How I See the Coronavirus

A letter from Sallie Permar

As a global community, we are facing the greatest acute challenge of our lifetimes. The situation faced by hospitals currently in hotspots of transmission is horrific. NY hospital pleas for trained personnel around the country to join patient care teams is quite unprecedented. First responders and health care workers are starting to take some of the heaviest tolls. The race for novel treatments and vaccines was never more dire.  The US just surpassed China in number of cases, number of deaths will follow. We will all remember the actions we took during this pandemic, how we responded, what our children observed, and how we contributed.

My rounds on the pediatric wards is eerily a bit quiet at the moment, with elective cases cancelled and the remarkable efforts by providers to keep most patients with chronic disease at home.
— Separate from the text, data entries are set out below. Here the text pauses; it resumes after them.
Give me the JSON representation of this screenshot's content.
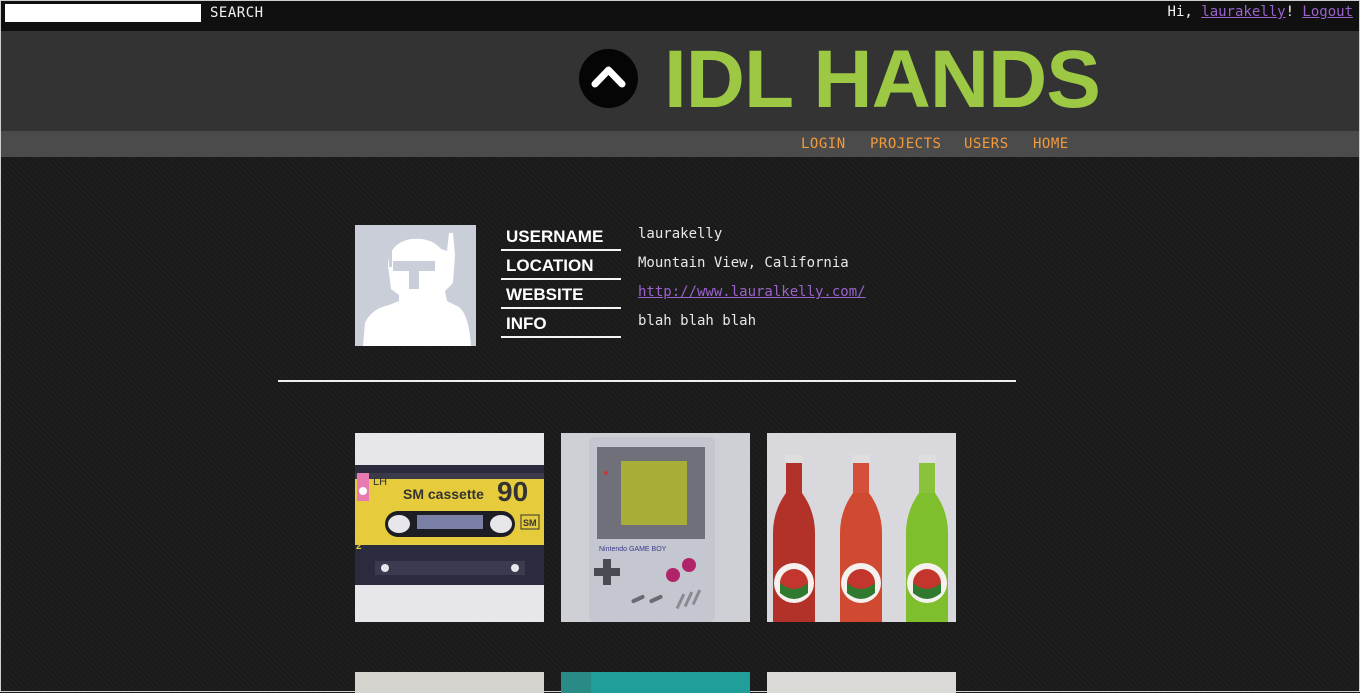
{
  "topbar": {
    "search_placeholder": "",
    "search_label": "SEARCH",
    "greeting_prefix": "Hi, ",
    "username": "laurakelly",
    "greeting_suffix": "! ",
    "logout_label": "Logout"
  },
  "header": {
    "title": "IDL HANDS"
  },
  "nav": {
    "items": [
      "LOGIN",
      "PROJECTS",
      "USERS",
      "HOME"
    ]
  },
  "profile": {
    "fields": [
      {
        "label": "USERNAME",
        "value": "laurakelly"
      },
      {
        "label": "LOCATION",
        "value": "Mountain View, California"
      },
      {
        "label": "WEBSITE",
        "value": "http://www.lauralkelly.com/"
      },
      {
        "label": "INFO",
        "value": "blah blah blah"
      }
    ]
  },
  "projects": {
    "items": [
      {
        "name": "cassette-thumbnail",
        "label_text": [
          "LH",
          "SM cassette",
          "90",
          "SM",
          "2"
        ]
      },
      {
        "name": "gameboy-thumbnail",
        "label_text": [
          "Nintendo GAME BOY"
        ]
      },
      {
        "name": "soda-bottles-thumbnail"
      },
      {
        "name": "project-thumbnail-4"
      },
      {
        "name": "project-thumbnail-5"
      },
      {
        "name": "project-thumbnail-6"
      }
    ]
  },
  "colors": {
    "accent_green": "#9dc844",
    "nav_orange": "#f39a3a",
    "link_purple": "#9a63cc",
    "header_bg": "#333333",
    "nav_bg": "#4b4b4b"
  }
}
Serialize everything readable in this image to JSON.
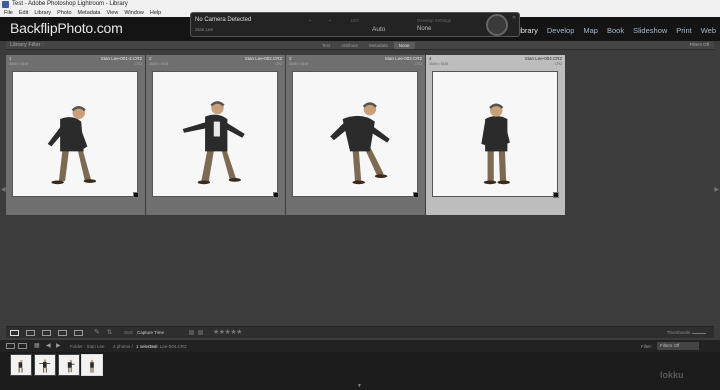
{
  "window": {
    "title": "Test - Adobe Photoshop Lightroom - Library",
    "menu": [
      "File",
      "Edit",
      "Library",
      "Photo",
      "Metadata",
      "View",
      "Window",
      "Help"
    ]
  },
  "identity_plate": "BackflipPhoto.com",
  "modules": [
    "Library",
    "Develop",
    "Map",
    "Book",
    "Slideshow",
    "Print",
    "Web"
  ],
  "tether": {
    "status": "No Camera Detected",
    "session": "Stan Lee",
    "iso_label": "ISO",
    "wb_value": "Auto",
    "develop_label": "Develop Settings",
    "develop_value": "None"
  },
  "library_filter": {
    "label": "Library Filter :",
    "options": [
      "Text",
      "Attribute",
      "Metadata",
      "None"
    ],
    "selected": "None",
    "preset": "Filters Off"
  },
  "photos": [
    {
      "num": "1",
      "name": "Stan Lee-001-2.CR2",
      "dims": "3648 x 3648",
      "ext": "CR2"
    },
    {
      "num": "2",
      "name": "Stan Lee-002.CR2",
      "dims": "3648 x 3648",
      "ext": "CR2"
    },
    {
      "num": "3",
      "name": "Stan Lee-003.CR2",
      "dims": "3648 x 3648",
      "ext": "CR2"
    },
    {
      "num": "4",
      "name": "Stan Lee-004.CR2",
      "dims": "3648 x 3648",
      "ext": "CR2"
    }
  ],
  "selected_photo": 4,
  "toolbar": {
    "sort_label": "Sort:",
    "sort_value": "Capture Time",
    "rating": 0,
    "thumbnails_label": "Thumbnails"
  },
  "filmstrip": {
    "path": "Folder : Stan Lee",
    "count": "4 photos /",
    "selected": "1 selected",
    "file": "/Stan Lee-004.CR2",
    "filter_label": "Filter :",
    "filter_value": "Filters Off"
  },
  "watermark": "lokku"
}
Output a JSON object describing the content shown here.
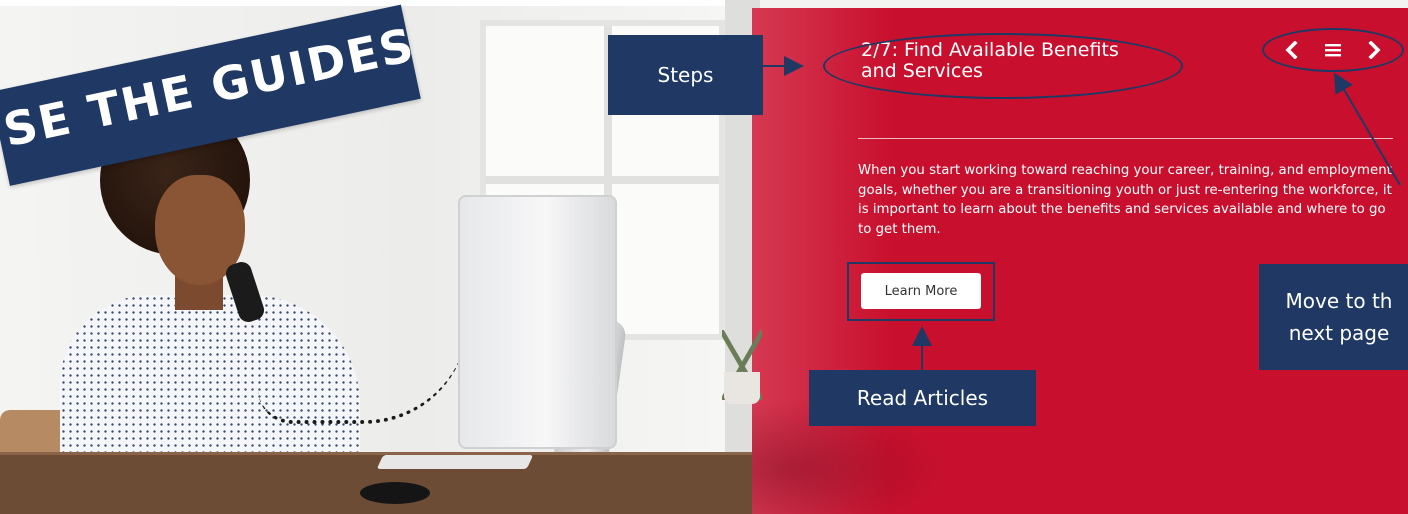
{
  "banner": {
    "text": "SE THE GUIDES"
  },
  "step": {
    "title_line1": "2/7: Find Available Benefits",
    "title_line2": "and Services",
    "description": "When you start working toward reaching your career, training, and employment goals, whether you are a transitioning youth or just re-entering the workforce, it is important to learn about the benefits and services available and where to go to get them.",
    "learn_more_label": "Learn More"
  },
  "nav": {
    "prev_icon": "chevron-left-icon",
    "menu_icon": "hamburger-menu-icon",
    "next_icon": "chevron-right-icon"
  },
  "callouts": {
    "steps": "Steps",
    "read_articles": "Read Articles",
    "move_line1": "Move to th",
    "move_line2": "next page"
  },
  "colors": {
    "panel_red": "#c8102e",
    "navy": "#1f3864",
    "white": "#ffffff"
  }
}
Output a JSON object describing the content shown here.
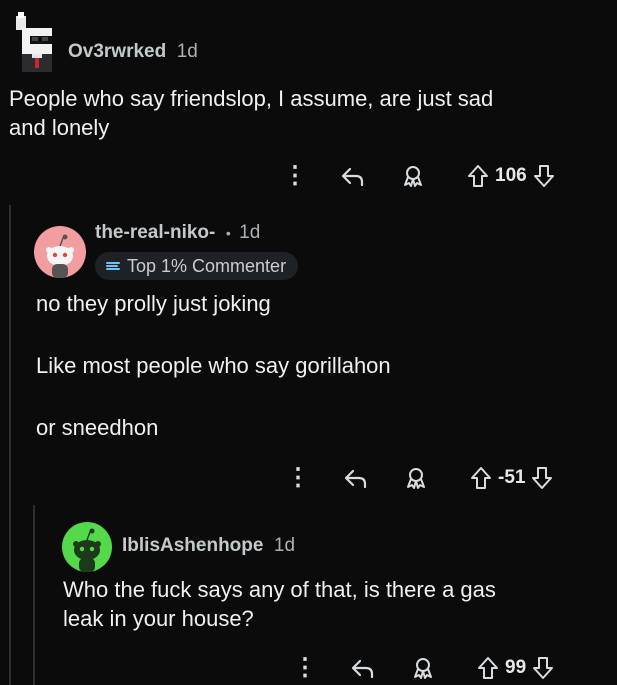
{
  "comments": [
    {
      "username": "Ov3rwrked",
      "time": "1d",
      "body": "People who say friendslop, I assume, are just sad\nand lonely",
      "score": "106"
    },
    {
      "username": "the-real-niko-",
      "separator": "•",
      "time": "1d",
      "badge": "Top 1% Commenter",
      "body": "no they prolly just joking\n\nLike most people who say gorillahon\n\nor sneedhon",
      "score": "-51"
    },
    {
      "username": "IblisAshenhope",
      "time": "1d",
      "body": "Who the fuck says any of that, is there a gas\nleak in your house?",
      "score": "99"
    }
  ],
  "colors": {
    "background": "#0b0b0c",
    "avatar_pink": "#f29ea0",
    "avatar_green": "#53d94a"
  },
  "icons": [
    "kebab-menu-icon",
    "reply-icon",
    "award-icon",
    "upvote-icon",
    "downvote-icon",
    "top-commenter-icon"
  ]
}
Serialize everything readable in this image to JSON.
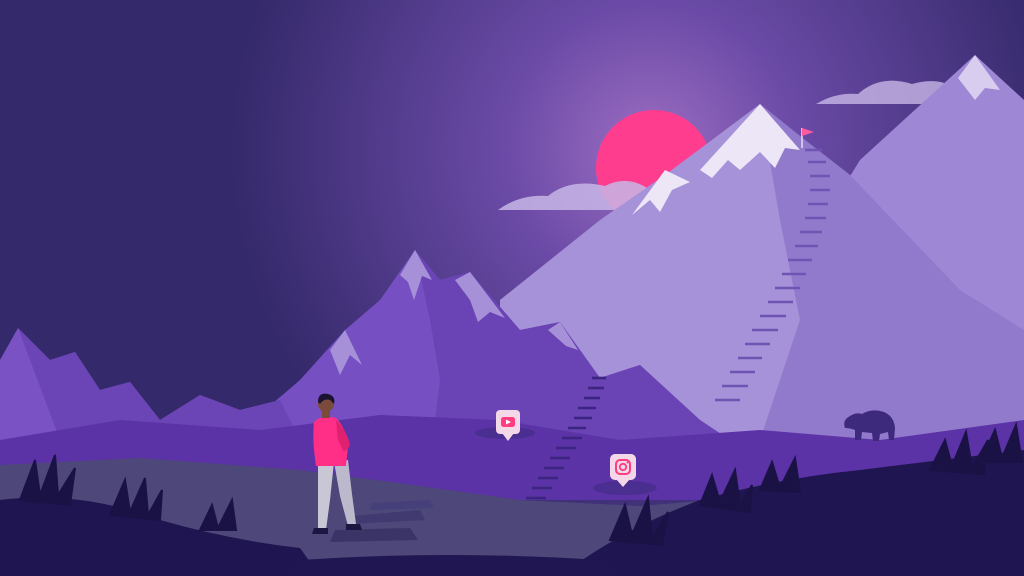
{
  "scene": {
    "colors": {
      "sky_top": "#3b2c6f",
      "sky_glow": "#8a5fb8",
      "sun": "#ff3d8f",
      "cloud": "#c7b6e6",
      "mountain_far": "#a48fd6",
      "mountain_mid": "#7a52c4",
      "mountain_near": "#5e34a8",
      "snow": "#ece6f7",
      "ground_path": "#52507e",
      "foreground": "#1f1550",
      "person_shirt": "#ff2e87",
      "person_pants": "#c9c6d6",
      "bear": "#3e2a7c",
      "flag": "#ff5aa0"
    },
    "icons": [
      "youtube-icon",
      "instagram-icon",
      "summit-flag-icon",
      "bear-silhouette",
      "hiker-figure"
    ]
  }
}
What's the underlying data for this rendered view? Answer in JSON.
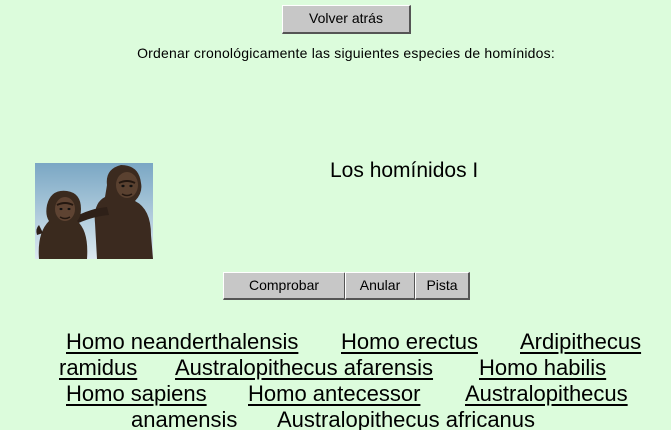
{
  "nav": {
    "back_label": "Volver atrás"
  },
  "instructions": "Ordenar cronológicamente las siguientes especies de homínidos:",
  "title": "Los homínidos I",
  "controls": {
    "check_label": "Comprobar",
    "undo_label": "Anular",
    "hint_label": "Pista"
  },
  "species": [
    "Homo neanderthalensis",
    "Homo erectus",
    "Ardipithecus",
    "ramidus",
    "Australopithecus afarensis",
    "Homo habilis",
    "Homo sapiens",
    "Homo antecessor",
    "Australopithecus",
    "anamensis",
    "Australopithecus africanus"
  ],
  "colors": {
    "background": "#dcfcdc",
    "button": "#c7c7c7"
  },
  "image": {
    "icon": "hominids-photo"
  }
}
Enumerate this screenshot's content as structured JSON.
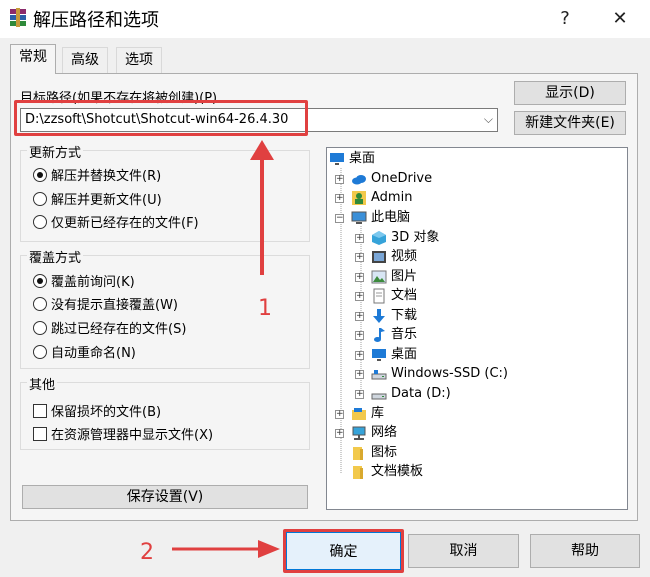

But the unspoken message is clear: we are bracing for impact. We are watching Louisiana, Michigan, Florida, and knowing we are not immune. Innovation is at work: new policies on infection control, PPE reuse, and workforce reinforcements are coming out daily. My work on the vaccine front has become more focused as a part of the large goal of stopping this pandemic with an effective vaccine: we must assess novel coronavirus vaccines across the age spectrum, as we see more clearly now that it is not just elderly who are so severely affected. Many potential therapies are becoming available, but each must be carefully tested in human studies, each can have as much harm as benefit. Collaboration is of the essence.

The good news is that your most important contribution is simple: stay home.  Now is not the time for playdates, not the time for dinner parties. Take a neighbor up on their offer to get your groceries. As our area goes under a shelter-in-place order, limit your interactions with others to only those required for your basic needs of obtaining food and medicines. Be grateful to essential persons who must still go out and work to maintain our society. Prepare yourself for the marathon that this will be, take care of your mental health by getting exercise, setting up those virtual touch points. Make contributions to the food bank, meals on wheels, child abuse prevention programs, and other nonprofits addressing the growing needs of this era. And when the SARS-CoV2 vaccine is available in your area and to your age group: get it.